To fund the expansion of the program, the state transfers money out of the Health Safety Net (HSN) fund, which is funded by hospitals and health insurers. The HSN funds medically necessary care for low-income or uninsured individuals and each year runs a deficit, which hospitals absorb.

Congress Moves Quickly on a Partial FY24 Spending Bill

Following four short-term continuing resolutions for fiscal year 2024 (FY24) since October 1, 2023, Congress last week completed appropriations for six of the 12 spending bills before it, including the Agriculture/Food and Drug Administration appropriations. The Department of Health and Human Services (HHS) is not included in the current package, but many health extenders are, including:

  • The scheduled Medicaid Disproportionate Share Hospital (DSH) cut for fiscal year 2024 is eliminated; the cuts scheduled for fiscal years 2025-2027 remain in place.
  • Medicare-dependent hospital and low-volume hospital programs are extended through December 2024.
  • Funding for community health centers, the National Health Service Corps, and Teaching Health Center Graduate Medical Education is extended through December 2024.
  • A scheduled Medicare physician payment cut is reduced retroactive to January 1, 2024.

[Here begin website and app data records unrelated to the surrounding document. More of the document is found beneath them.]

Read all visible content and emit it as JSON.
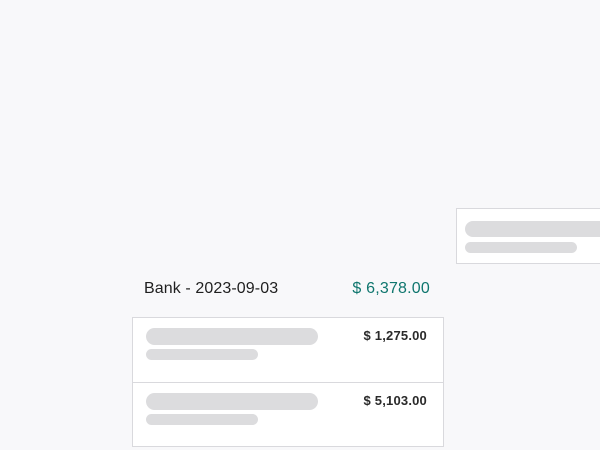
{
  "group": {
    "title": "Bank - 2023-09-03",
    "total": "$ 6,378.00",
    "total_color": "#0f766e"
  },
  "transactions": [
    {
      "amount": "$ 1,275.00"
    },
    {
      "amount": "$ 5,103.00"
    }
  ]
}
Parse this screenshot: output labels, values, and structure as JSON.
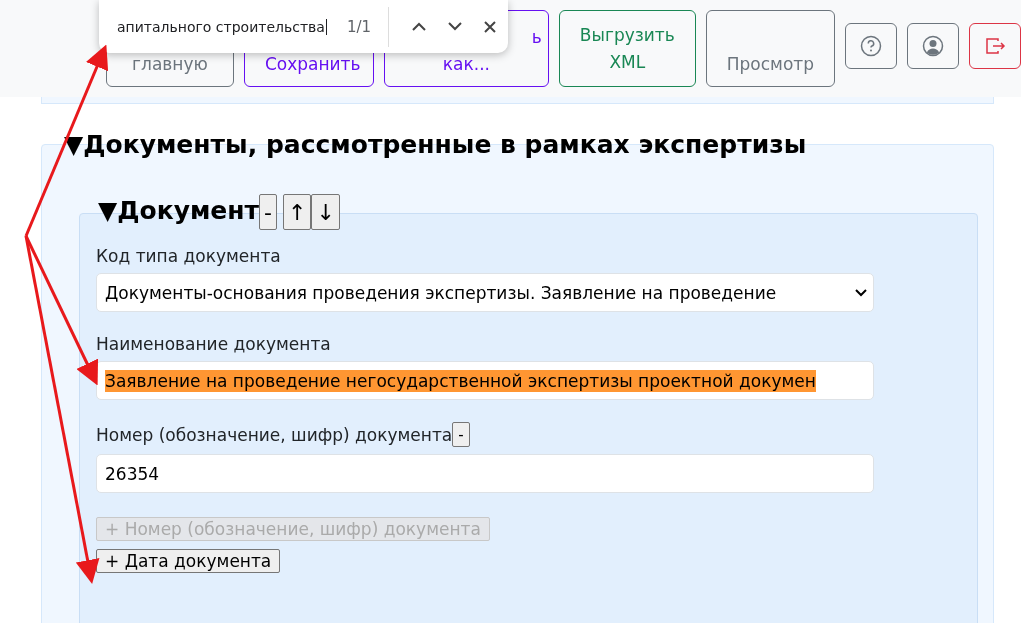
{
  "toolbar": {
    "buttons": [
      {
        "lines": [
          "главную"
        ],
        "color": "#6c757d",
        "first_line_cut": false
      },
      {
        "lines": [
          "Сохранить"
        ],
        "color": "#6610f2",
        "first_line_cut": false
      },
      {
        "lines": [
          "ь",
          "как..."
        ],
        "color": "#6610f2",
        "first_line_cut": true
      },
      {
        "lines": [
          "Выгрузить",
          "XML"
        ],
        "color": "#198754",
        "first_line_cut": false
      },
      {
        "lines": [
          "Просмотр"
        ],
        "color": "#6c757d",
        "first_line_cut": false
      }
    ],
    "icons": [
      {
        "kind": "help",
        "color": "#6c757d"
      },
      {
        "kind": "user",
        "color": "#6c757d"
      },
      {
        "kind": "logout",
        "color": "#dc3545"
      }
    ]
  },
  "find_bar": {
    "query": "апитального строительства",
    "count": "1/1"
  },
  "section": {
    "title": "▼Документы, рассмотренные в рамках экспертизы",
    "document": {
      "title": "▼Документ",
      "buttons": [
        "-",
        "↑",
        "↓"
      ],
      "fields": [
        {
          "kind": "select",
          "label": "Код типа документа",
          "value": "Документы-основания проведения экспертизы. Заявление на проведение"
        },
        {
          "kind": "text",
          "label": "Наименование документа",
          "value": "Заявление на проведение негосударственной экспертизы проектной докумен",
          "highlighted": true
        },
        {
          "kind": "text",
          "label": "Номер (обозначение, шифр) документа",
          "label_button": "-",
          "value": "26354",
          "highlighted": false
        }
      ],
      "add_buttons": [
        {
          "label": "+ Номер (обозначение, шифр) документа",
          "disabled": true
        },
        {
          "label": "+ Дата документа",
          "disabled": false
        }
      ]
    }
  }
}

The package does not include the hospital price transparency and site neutral provisions contained in the Lower Costs More Transparency Act that the House passed in December 2023.

The current appropriation bills passed the House last Wednesday by a vote of 339-85, with the Massachusetts delegation voting in the majority. The Senate took up the package on Friday and passed it 75-22, with Massachusetts Senators Elizabeth Warren and Ed Markey voting aye. Funding for the remaining six appropriations bills, including HHS, must be extended before midnight on March 22 when the current continuing resolution expires.

Long Waits for Available Beds

MHA’s most recent Throughput Survey Report (January 2024) – a point-in-time questionnaire to hospital case managers asking how many patients in their facilities are awaiting discharge to a post-acute facility or services – showed 912 patients were stuck in just 40 of the hospitals that responded to the MHA survey. When patients cannot transition out of an acute care hospital bed, other patients boarding in hospital EDs or in medical/surgical units awaiting that occupied bed have nowhere to go.

The survey showed that 42% of patients awaiting to be discharged to a skilled nursing facility were waiting for 30 days or more. The report noted that, at any given time, there are 40 patients in acute and post-acute care hospitals in Massachusetts who are awaiting placement in DPH state hospitals.

Among the solutions to the throughput problem is revising the longstanding Medicare 3-Midnight Rule, which requires a patient to stay at least 72 hours in a hospital inpatient unit prior to a Medicare-covered skilled nursing facility stay. During the COVID-19 emergency, the rule was waived to improve throughput so that patients could be admitted directly to a skilled nursing facility, thereby freeing up acute care hospital beds. That emergency waiver is no longer in effect, stranding patients in inpatient care longer than necessary as they await Medicare approval for skilled nursing care.

National Patient Safety Awareness Week

It’s National Patient Safety Awareness Week (March 10-16) – the recognition launched in 2002 by the National Patient Safety Foundation, which merged with the Institute for Healthcare Improvement (IHI) in 2017. On Thursday, March 14, IHI is holding a free webinar on “Diagnostic Excellence.” It’s part of the IHI’s Leadership Alliance Patient Safety Learning Series. Register here; the link also brings you to a page with recordings of other IHI safety webinars. And note (at top) MHA’s Caring for the Caregiver webinar on “Psychological Safety” that will be held on Wednesday, March 13.

John LoDico, Editor